Color Run: On the totally light-hearted and fun end of the spectrum is the Color Run, which is the “happiest 5k on the planet.” Here is how it works… you wear white and each kilometer of the event is associated with a color and “as the runners hit the Kilometer Zones, they will be blitzed with color.” The Color Run is for everyone and anyone, and is “less about speed and more about enjoying a color crazy day with your friends and family.” There will be a race in DC (registration opens soon!) This would be a great race to do with some friends, I even know of some girl friends that have expressed some interest.
Now, here are two “normal” Virginia running events on both ends of the amount-of-people spectrum:
Richmond Marathon/Half Marathon: I have been looking into the Richmond Marathon and Half Marathon event which takes place in November. I was supposed to do the half marathon last year, but was so burned out after an awful, awful 10-miler that I ended up just skipping it in favor of rest. Anyways, now Richmond is a serious contender for my next big race. It’s close by, it’s flat, and it’s well-known and well-organized. The Richmond Marathon has been featured in Runner’s World multiple times, listed as “America’s friendliest marathon” and also in “Best Little Marathons.” But the question remains whether I want to do the half marathon and try for a better time (the first half marathon I did was in May 2011) or go for the marathon, with one of the hilliest and a not-for-first-timers marathons already under my belt. There is over 6 months until the race, so I have time to think about it (given that most training plans are around 4 months long).
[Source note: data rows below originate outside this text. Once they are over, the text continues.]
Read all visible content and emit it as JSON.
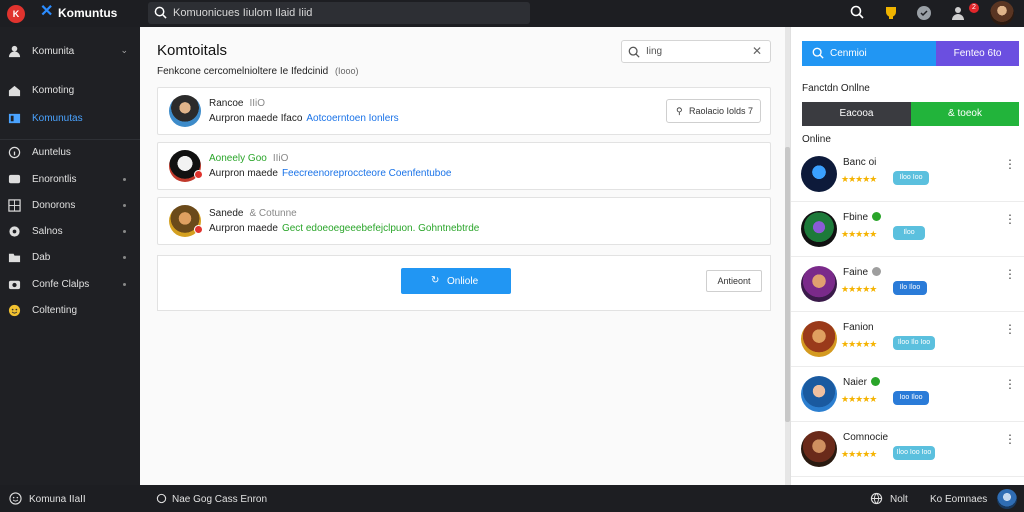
{
  "app": {
    "brand": "Komuntus",
    "search_text": "Komuonicues Iiulom Ilaid Iiid"
  },
  "topbar": {
    "notif_count": "2"
  },
  "sidebar": {
    "items": [
      {
        "label": "Komunita",
        "icon": "users-icon",
        "kind": "chevron"
      },
      {
        "label": "Komoting",
        "icon": "home-icon",
        "kind": "none"
      },
      {
        "label": "Komunutas",
        "icon": "community-icon",
        "kind": "none",
        "active": true
      },
      {
        "label": "Auntelus",
        "icon": "info-icon",
        "kind": "none"
      },
      {
        "label": "Enorontlis",
        "icon": "message-icon",
        "kind": "dot"
      },
      {
        "label": "Donorons",
        "icon": "grid-icon",
        "kind": "dot"
      },
      {
        "label": "Salnos",
        "icon": "settings-icon",
        "kind": "dot"
      },
      {
        "label": "Dab",
        "icon": "folder-icon",
        "kind": "dot"
      },
      {
        "label": "Confe Clalps",
        "icon": "camera-icon",
        "kind": "dot"
      },
      {
        "label": "Coltenting",
        "icon": "emoji-icon",
        "kind": "none"
      }
    ]
  },
  "main": {
    "title": "Komtoitals",
    "subtitle": "Fenkcone cercomelnioltere Ie Ifedcinid",
    "subtitle_tag": "(Iooo)",
    "search_placeholder": "Iing",
    "cards": [
      {
        "name": "Rancoe",
        "meta": "IIiO",
        "desc": "Aurpron maede Ifaco",
        "link": "Aotcoerntoen Ionlers",
        "follow_label": "Raolacio Iolds 7",
        "accent": "blue"
      },
      {
        "name": "Aoneely Goo",
        "meta": "IIiO",
        "desc": "Aurpron maede",
        "link": "Feecreenoreproccteore Coenfentuboe",
        "accent": "green"
      },
      {
        "name": "Sanede",
        "meta": "& Cotunne",
        "desc": "Aurpron maede",
        "link": "Gect edoeoegeeebefejclpuon. Gohntnebtrde",
        "accent": "green"
      }
    ],
    "online_button": "Onliole",
    "secondary_button": "Antieont"
  },
  "right": {
    "tab_a": "Cenmioi",
    "tab_b": "Fenteo 6to",
    "heading": "Fanctdn Onllne",
    "toggle_a": "Eacooa",
    "toggle_b": "& toeok",
    "online_label": "Online",
    "friends": [
      {
        "name": "Banc oi",
        "badge": "Iloo Ioo",
        "badge_color": "#5bc0de",
        "verified": ""
      },
      {
        "name": "Fbine",
        "badge": "Iloo",
        "badge_color": "#5bc0de",
        "verified": "#2aa52a"
      },
      {
        "name": "Faine",
        "badge": "Ilo Iloo",
        "badge_color": "#2a7bd8",
        "verified": "#9e9e9e"
      },
      {
        "name": "Fanion",
        "badge": "Iloo Ilo Ioo",
        "badge_color": "#5bc0de",
        "verified": ""
      },
      {
        "name": "Naier",
        "badge": "Ioo Iloo",
        "badge_color": "#2a7bd8",
        "verified": "#2aa52a"
      },
      {
        "name": "Comnocie",
        "badge": "Iloo Ioo Ioo",
        "badge_color": "#5bc0de",
        "verified": ""
      }
    ]
  },
  "bottom": {
    "left_label": "Komuna IIaII",
    "center_label": "Nae Gog Cass Enron",
    "right_a": "Nolt",
    "right_b": "Ko Eomnaes"
  }
}
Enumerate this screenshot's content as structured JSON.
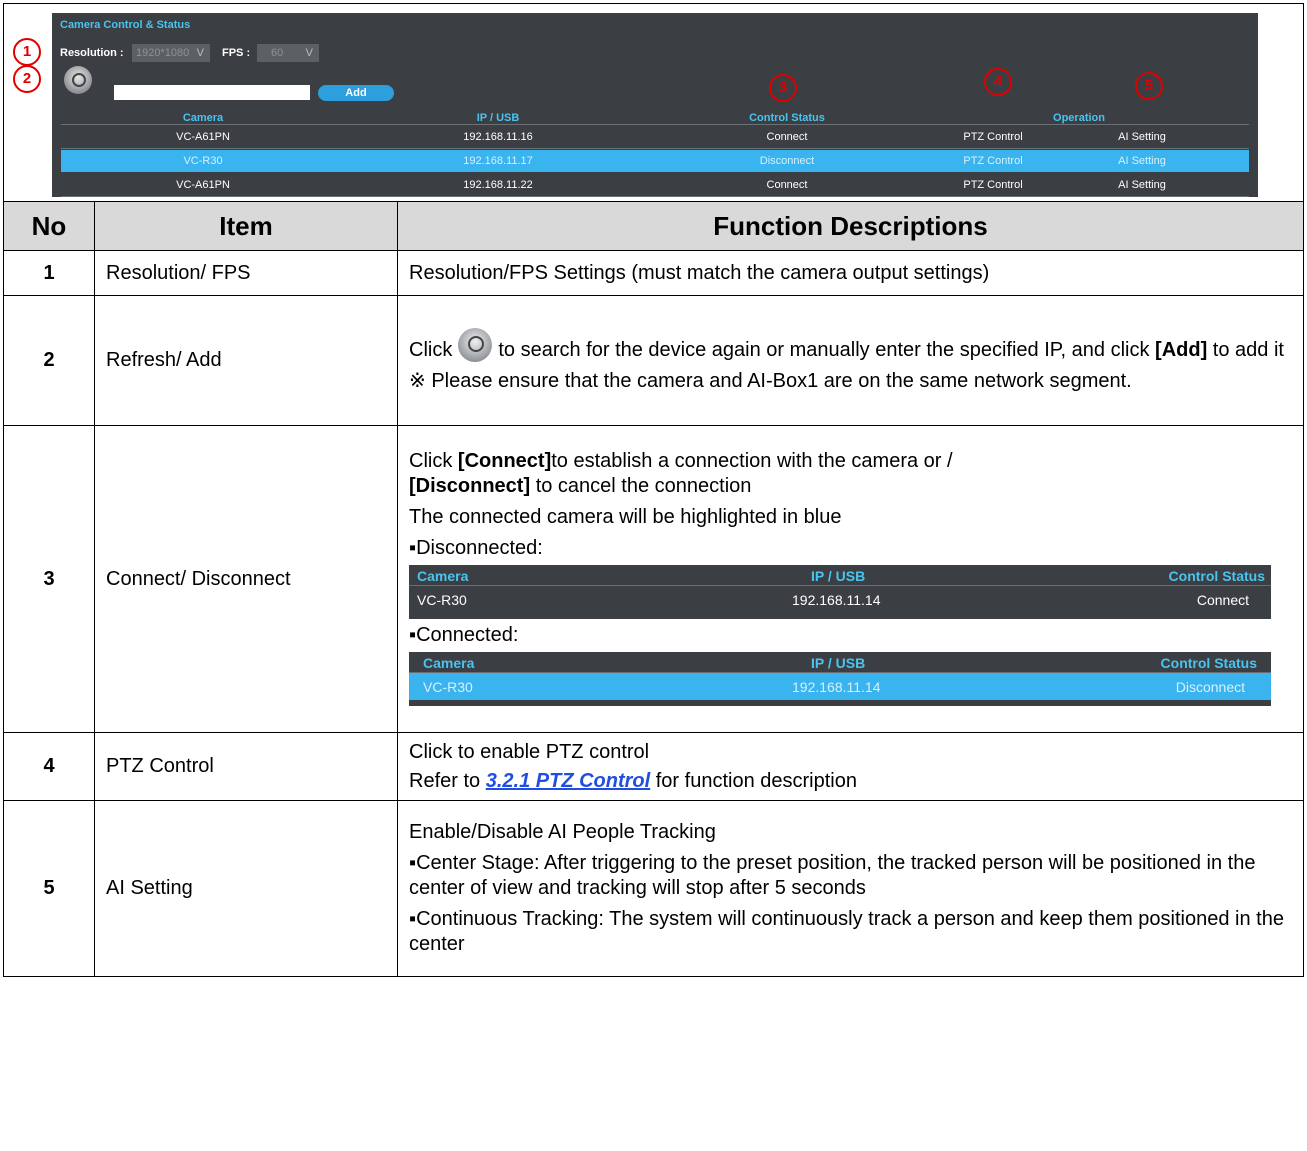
{
  "screenshot": {
    "title": "Camera Control & Status",
    "resolution_label": "Resolution :",
    "resolution_value": "1920*1080",
    "fps_label": "FPS :",
    "fps_value": "60",
    "add_label": "Add",
    "ip_input_value": "",
    "columns": {
      "camera": "Camera",
      "ip": "IP / USB",
      "status": "Control Status",
      "operation": "Operation"
    },
    "rows": [
      {
        "camera": "VC-A61PN",
        "ip": "192.168.11.16",
        "status": "Connect",
        "ptz": "PTZ Control",
        "ai": "AI Setting",
        "highlighted": false
      },
      {
        "camera": "VC-R30",
        "ip": "192.168.11.17",
        "status": "Disconnect",
        "ptz": "PTZ Control",
        "ai": "AI Setting",
        "highlighted": true
      },
      {
        "camera": "VC-A61PN",
        "ip": "192.168.11.22",
        "status": "Connect",
        "ptz": "PTZ Control",
        "ai": "AI Setting",
        "highlighted": false
      }
    ],
    "markers": [
      "1",
      "2",
      "3",
      "4",
      "5"
    ]
  },
  "table": {
    "headers": {
      "no": "No",
      "item": "Item",
      "desc": "Function Descriptions"
    },
    "rows": [
      {
        "no": "1",
        "item": "Resolution/ FPS",
        "desc": "Resolution/FPS Settings (must match the camera output settings)"
      },
      {
        "no": "2",
        "item": "Refresh/ Add",
        "desc_pre": "Click",
        "desc_post": "to search for the device again or manually enter the specified IP, and click",
        "desc_bold": "[Add]",
        "desc_end": "to add it",
        "note": "※ Please ensure that the camera and AI-Box1 are on the same network segment."
      },
      {
        "no": "3",
        "item": "Connect/ Disconnect",
        "p1_a": "Click",
        "p1_b": "[Connect]",
        "p1_c": "to establish a connection with the camera or /",
        "p1_d": "[Disconnect]",
        "p1_e": "to cancel the connection",
        "p2": "The connected camera will be highlighted in blue",
        "disconnected_label": "▪Disconnected:",
        "connected_label": "▪Connected:",
        "mini_disconnected": {
          "h_camera": "Camera",
          "h_ip": "IP / USB",
          "h_status": "Control Status",
          "camera": "VC-R30",
          "ip": "192.168.11.14",
          "status": "Connect"
        },
        "mini_connected": {
          "h_camera": "Camera",
          "h_ip": "IP / USB",
          "h_status": "Control Status",
          "camera": "VC-R30",
          "ip": "192.168.11.14",
          "status": "Disconnect"
        }
      },
      {
        "no": "4",
        "item": "PTZ Control",
        "p1": "Click to enable PTZ control",
        "p2_a": "Refer to",
        "p2_link": "3.2.1 PTZ Control",
        "p2_b": "for function description"
      },
      {
        "no": "5",
        "item": "AI Setting",
        "p1": "Enable/Disable AI People Tracking",
        "p2": "▪Center Stage: After triggering to the preset position, the tracked person will be positioned in the center of view and tracking will stop after 5 seconds",
        "p3": "▪Continuous Tracking: The system will continuously track a person and keep them positioned in the center"
      }
    ]
  },
  "colors": {
    "panel_bg": "#3b3e42",
    "accent_blue": "#49c4f0",
    "highlight_row": "#3ab4ee",
    "marker_red": "#e00000",
    "header_gray": "#d9d9d9",
    "link_blue": "#1f4ee0"
  }
}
Marine Corps Marathon: I would love to run at least one of the big marathons at some point in my life (New York, Chicago, Marine Corps), which can have as many as 40,000+ runners. (As a point of comparison, Charlottesville was limited to 3,500 runners combined for both events, and I believe a little under 500 people finished the marathon). This year, the Marine Corps Marathon sold out it’s 30,000 spots in record time, under 3 hours! Incredible! This was the marathon that my grandpa ran for his 50th birthday also. So this will be in the back of my mind as a possibility to try for in 2013.
In the meantime, I’ve been running a few days a week, mostly short runs, just to keep my fitness level up. I thought not having a ‘plan’ would make me feel a little lost or confused, but for the most part it’s been pretty nice – I don’t have to plan my weekends around my runs like I had been for the past 4+ months. I can also consider signing up last minute for shorter races since I already have a decent running base (such as Pacers or Potomac River Running events).
So there you have it, a little update into some things I’ve been thinking about. Since fall marathon season is in October/November on the east coast, I’ll know by June whether I’ll be training for another marathon, half marathon, or waiting until next year.